    "May cause even more interference."     

    That last comment is interesting. Clearly, if not done carefully or well, that could be the case. So, how might you "do that well?" (If you have some suggestions in that regard, in addition to the one I am about to recommend, please post a comment w/it!)

    In haptic pronunciation teaching, we often and very effectively lead learners across "gestural bridges" between L1 and L2 phonological elements, such as individual sounds (vowels and consonants), rhythm patterns and tone movement (intonation). We do that by having learners mirror us or a video  as they perform "pedagogical movement patterns" (PMPs),  gestures synchronized speaking, that represent both the L1 and L2 sounds or sound patterns--and often the relative distance between them--in the visual space in front of the learner. 
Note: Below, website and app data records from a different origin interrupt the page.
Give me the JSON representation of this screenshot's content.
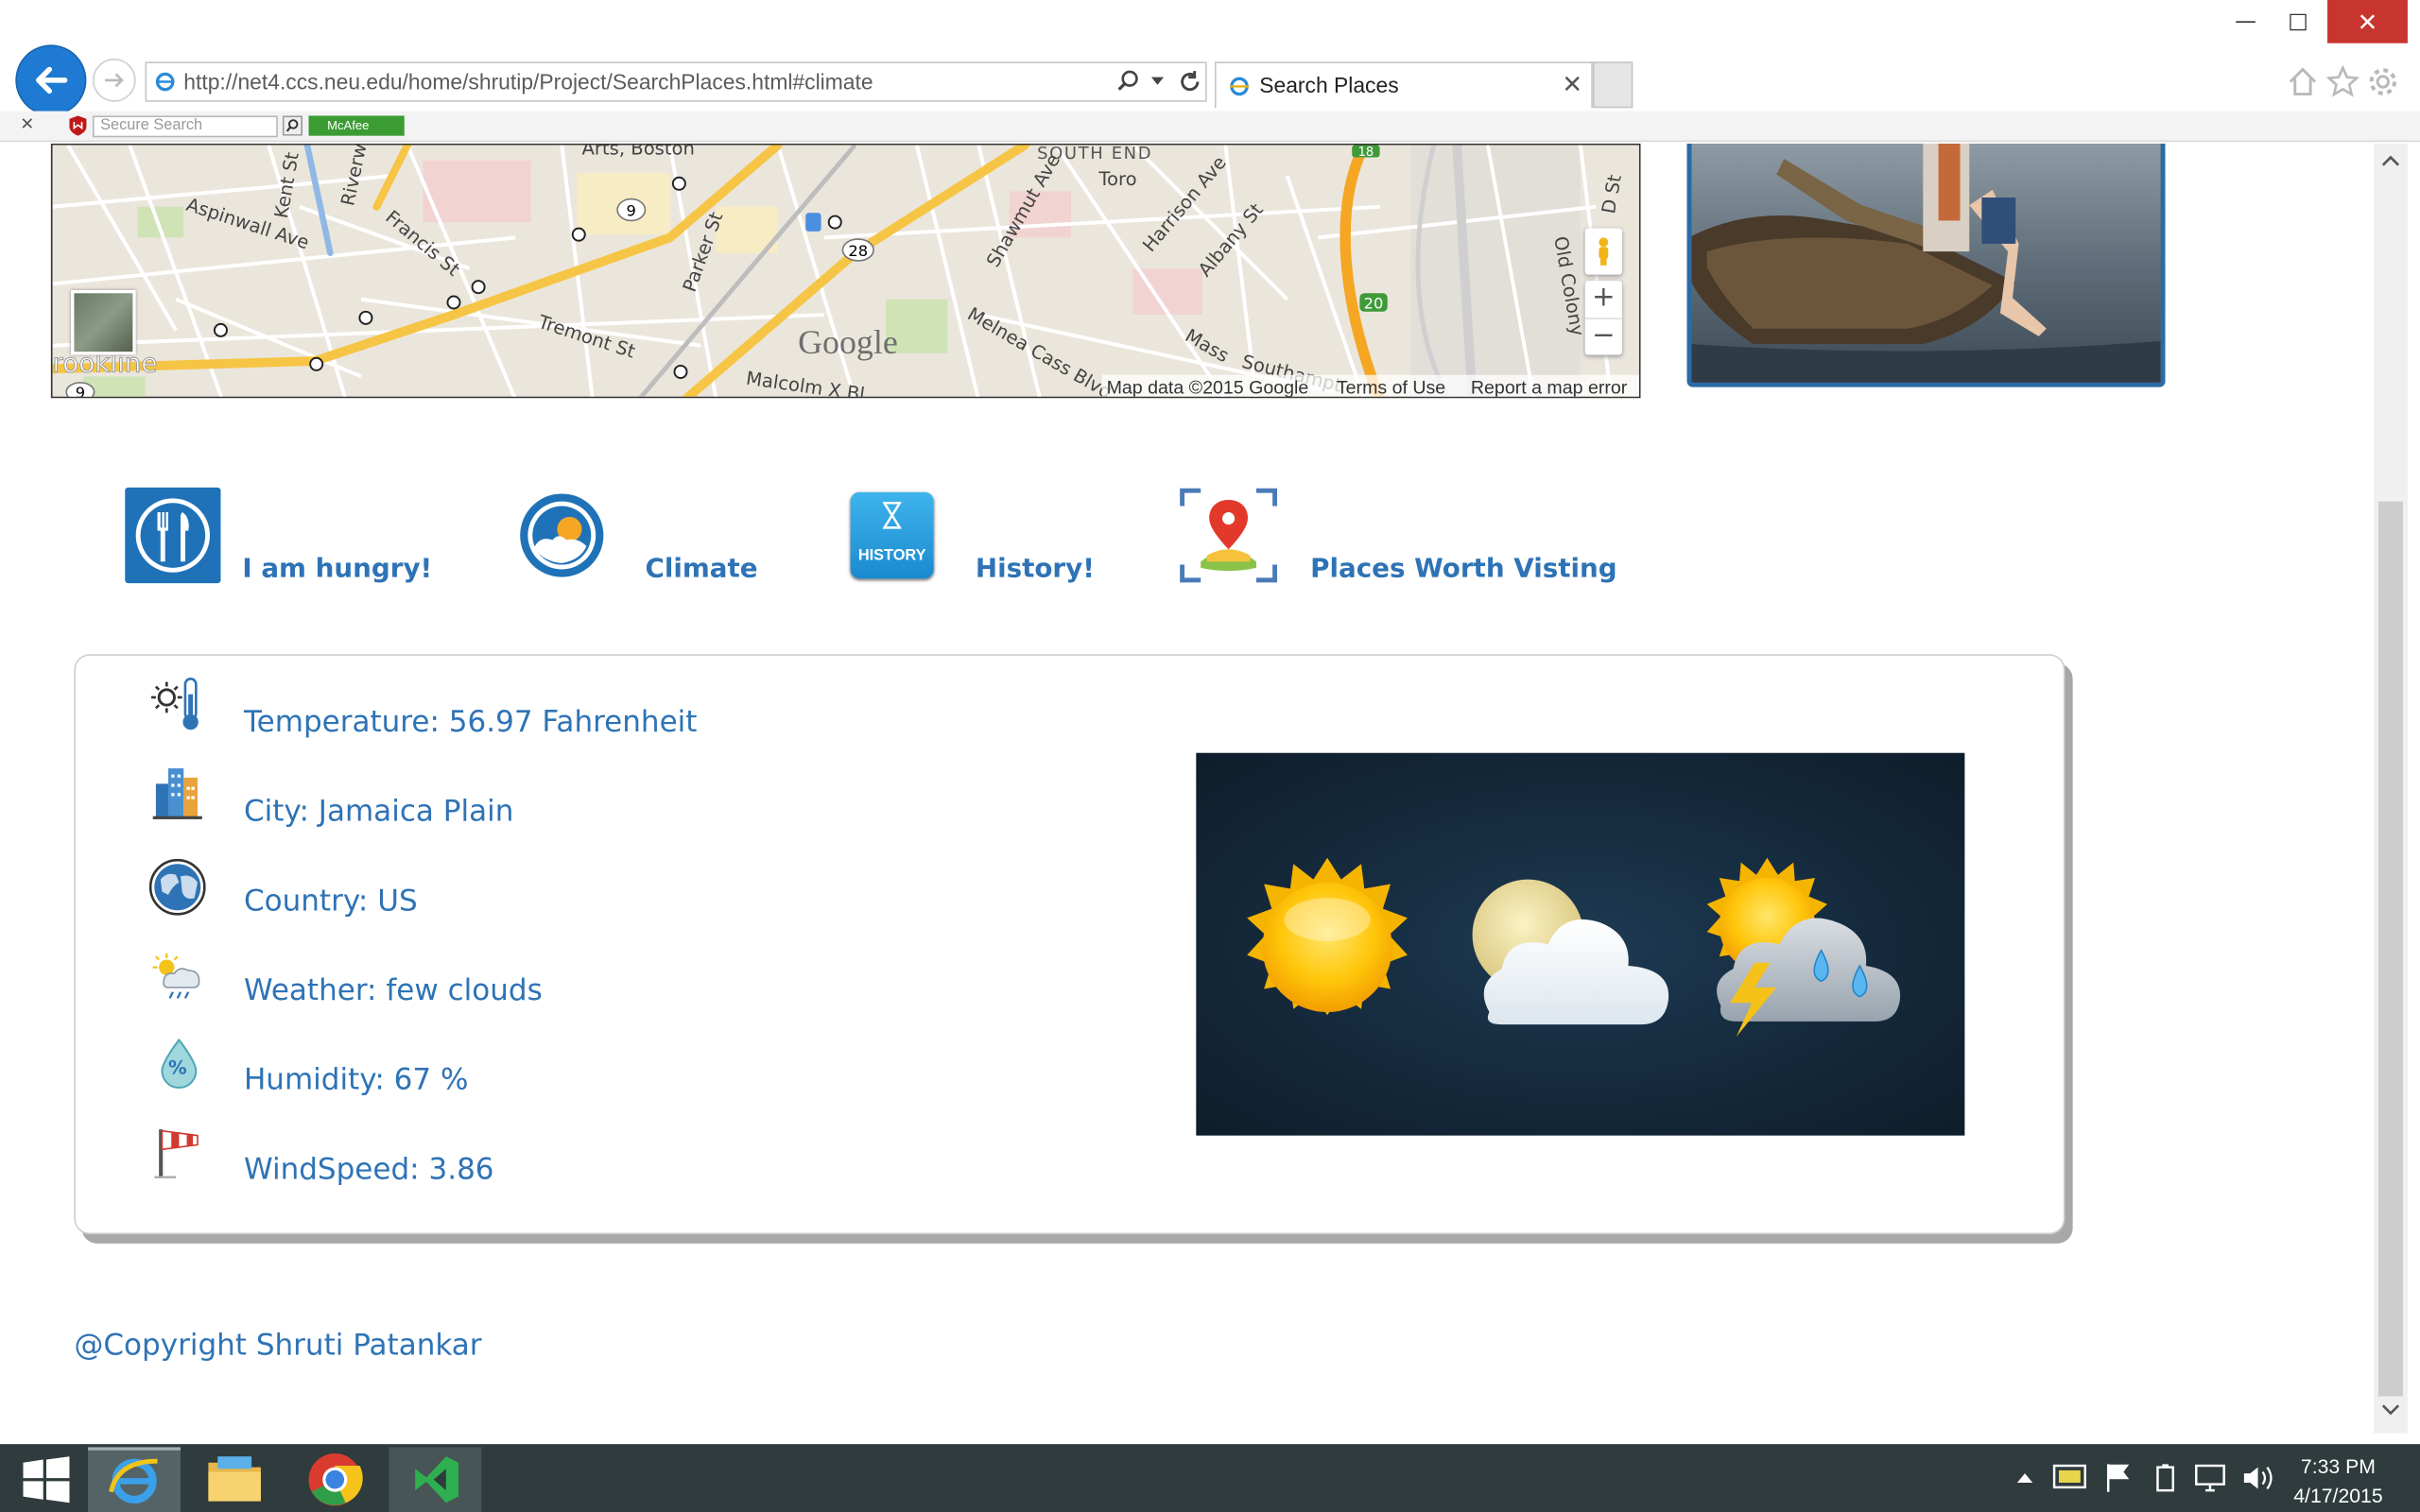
{
  "browser": {
    "address": "http://net4.ccs.neu.edu/home/shrutip/Project/SearchPlaces.html#climate",
    "tab_title": "Search Places",
    "search_placeholder": "Secure Search",
    "mcafee_label": "McAfee"
  },
  "map": {
    "labels": [
      "Arts, Boston",
      "SOUTH END",
      "Toro",
      "Aspinwall Ave",
      "Kent St",
      "Riverw",
      "Francis St",
      "Parker St",
      "Tremont St",
      "Shawmut Ave",
      "Harrison Ave",
      "Albany St",
      "Melnea Cass Blvd",
      "Malcolm X Bl",
      "Mass",
      "Southampt",
      "Old Colony",
      "D St",
      "rookline"
    ],
    "route_numbers": [
      "9",
      "28",
      "20",
      "18",
      "9"
    ],
    "logo": "Google",
    "attribution": "Map data ©2015 Google",
    "terms": "Terms of Use",
    "report": "Report a map error",
    "zoom_in": "+",
    "zoom_out": "−"
  },
  "nav": [
    {
      "label": "I am hungry!",
      "icon": "fork-knife-icon"
    },
    {
      "label": "Climate",
      "icon": "climate-icon"
    },
    {
      "label": "History!",
      "icon": "history-icon",
      "icon_text": "HISTORY"
    },
    {
      "label": "Places Worth Visting",
      "icon": "map-pin-icon"
    }
  ],
  "weather": {
    "temperature": "Temperature: 56.97 Fahrenheit",
    "city": "City: Jamaica Plain",
    "country": "Country: US",
    "weather": "Weather: few clouds",
    "humidity": "Humidity: 67 %",
    "windspeed": "WindSpeed: 3.86",
    "humidity_icon_text": "%"
  },
  "footer": {
    "copyright": "@Copyright Shruti Patankar"
  },
  "taskbar": {
    "time": "7:33 PM",
    "date": "4/17/2015"
  },
  "colors": {
    "accent": "#2e73b6",
    "ie_blue": "#1e7ad2",
    "close_red": "#c8352e"
  }
}
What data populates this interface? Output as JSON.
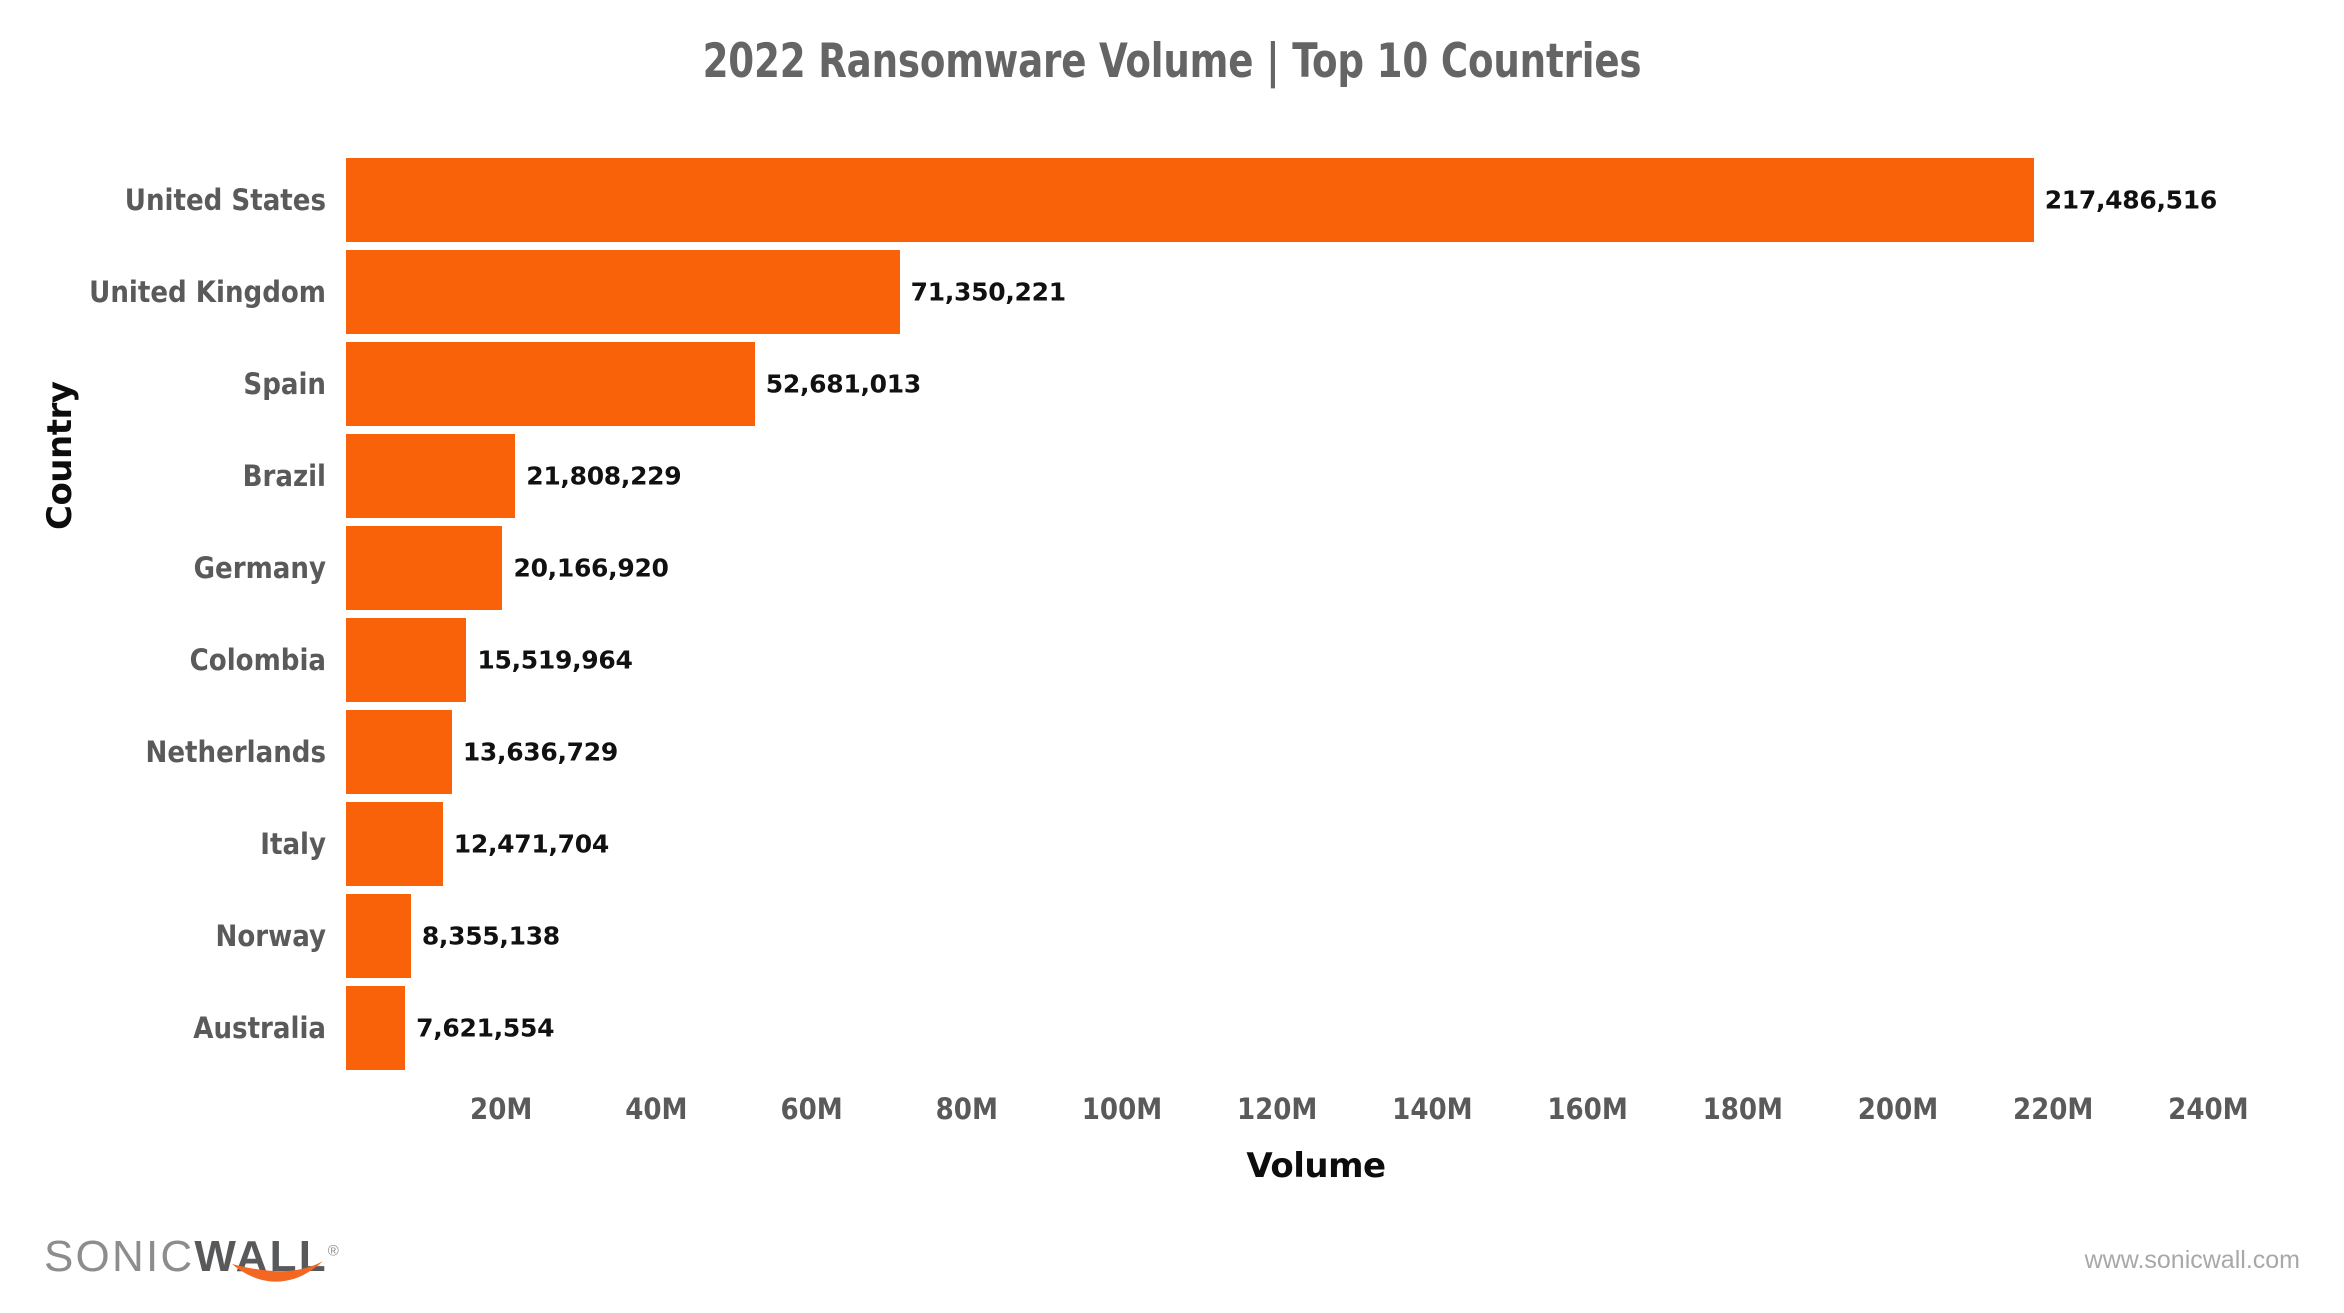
{
  "page": {
    "background_color": "#ffffff",
    "accent_color": "#F96208"
  },
  "header": {
    "title": "2022 Ransomware Volume | Top 10 Countries"
  },
  "footer": {
    "logo_primary": "SONIC",
    "logo_secondary": "WALL",
    "logo_registered": "®",
    "url": "www.sonicwall.com"
  },
  "chart_data": {
    "type": "bar",
    "orientation": "horizontal",
    "title": "2022 Ransomware Volume | Top 10 Countries",
    "xlabel": "Volume",
    "ylabel": "Country",
    "categories": [
      "United States",
      "United Kingdom",
      "Spain",
      "Brazil",
      "Germany",
      "Colombia",
      "Netherlands",
      "Italy",
      "Norway",
      "Australia"
    ],
    "values": [
      217486516,
      71350221,
      52681013,
      21808229,
      20166920,
      15519964,
      13636729,
      12471704,
      8355138,
      7621554
    ],
    "value_labels": [
      "217,486,516",
      "71,350,221",
      "52,681,013",
      "21,808,229",
      "20,166,920",
      "15,519,964",
      "13,636,729",
      "12,471,704",
      "8,355,138",
      "7,621,554"
    ],
    "bar_color": "#F96208",
    "xlim": [
      0,
      250000000
    ],
    "xticks": [
      20000000,
      40000000,
      60000000,
      80000000,
      100000000,
      120000000,
      140000000,
      160000000,
      180000000,
      200000000,
      220000000,
      240000000
    ],
    "xtick_labels": [
      "20M",
      "40M",
      "60M",
      "80M",
      "100M",
      "120M",
      "140M",
      "160M",
      "180M",
      "200M",
      "220M",
      "240M"
    ],
    "grid": false,
    "legend": false
  }
}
    Recently published research by Carlson, Jacobs, Perry and Church in Gesture, The effect of gestured instruction on the learning of physical causality problems, suggests why the "contrastive haptic PMP approach" may work. (Now granted, the analogy between video instruction on how gears work and the relationship between how an L1 sound is physically articulated and that of its L2 near-equivalent--that may cause serious interference or negative transfer--may be something of a stretch! But stick with me here!)

    In the study, subjects either viewed a video where the instructor (a) explained the process without gesturing or (b) the "speech plus gesture" protocol.  Their conclusion: 

    "Results showed that . . .  instruction was . . .  significantly more effective when gesture was added. These findings shed light on the role of gesture input in adult learning and carry implications for how gesture may be utilized in asynchronous instruction with adults."

    What the conclusion misses, but is unpacked in the article, is the potential importance of the nature of the concept being taught in the first place, as it says in the title: physical causality, meaning that the contact and motion of one  gear as it affected the state and movement of the other gear. In other words, the impact of the gestural protocol was so pronounced, in part, because it was portraying and embodying a physical process.

    Studies of the connection of gesture to more abstract, far less embodied concepts such as interpretation of emotion or intent are much less consistent, understandably. Pronunciation of a language is, on the other hand, an essentially physical, somatic process. Hence, using gesture (and touch) to anchor it makes perfect sense. 

    Just thought I'd point that out . .